Goldman Sachs Group Inc. is shorting opinion pollsters.
A model devised to forecast election results on the basis of economic performance shows Greek Prime Minister Antonis Samaras has a stronger chance of re-election than suggested by surveys indicating he’ll be defeated in a January 25 vote.
What’s more, David Cameron in the U.K. and Spain’s Mariano Rajoy stand to do better at the ballot box than polls imply.
The reason is that each will benefit from recent declines in unemployment and inflation, according to London-based Goldman Sachs economist Lasse Holboell W. Nielsen, a former official in Denmark’s finance ministry.

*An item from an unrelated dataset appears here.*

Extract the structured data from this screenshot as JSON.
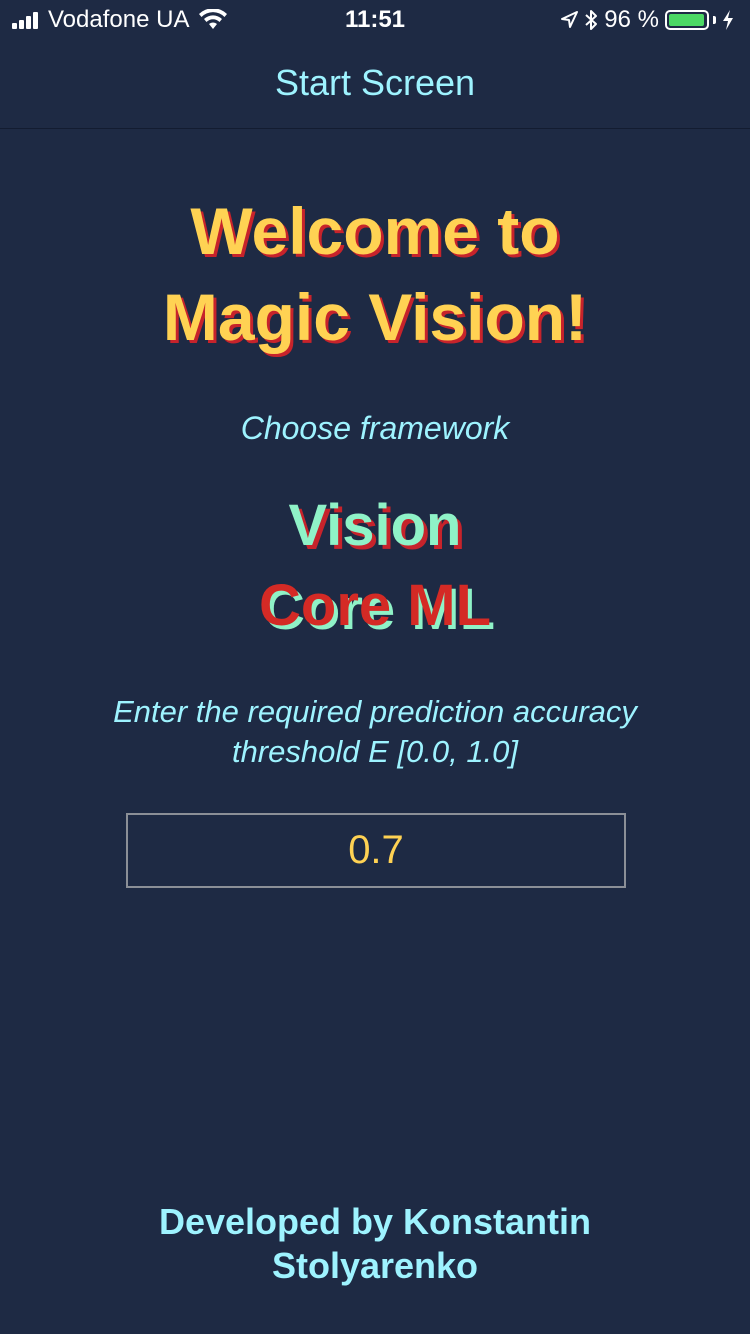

Studying the relationship between economic developments and incumbents’ re-election prospects, Nielsen found the greatest impact is from how voters view their economy. Improving wages, slowing inflation and declining unemployment all bolster an existing government’s chances.
By contrast, he found little evidence that fiscal profligacy helps and that while overhauling labor markets may hurt prospects for a fresh term in office it does so only minimally.
The good news for incumbents as recessions become a memory is that “on average, economic conditions seem to suggest a slightly higher-than-normal government re-election probability across European elections this year,” Nielsen wrote in a report published yesterday.
His model, based on votes in developed economies during the past 25 years, suggests average economic conditions point to a 43 percent probability of governments being re-elected.
Zeroing in on six European countries voting this year, Nielsen finds an average chance of re-election of 58 percent across Denmark, Finland, Greece, Portugal, Spain and Britain.
Just allowing for economic conditions and ignoring country-specific factors, the chances of Rajoy and Portuguese Prime Minister Pedro Passos Coelho winning re-election are much higher than the average of 43 percent, Nielsen said.
Finland’s Alexander Stubb has a lower re-election probability, while Cameron — trailing the opposition Labour party in the polls — and Denmark’s Helle Thorning-Schmidt also have above-average probabilities of success. The Greek re-election prediction is close to the 43 percent average.
By contrast, Samaras’s New Democracy party had 27 percent support in a poll released on Friday by Pulse for Action24, three percentage points behind the opposition Syriza party.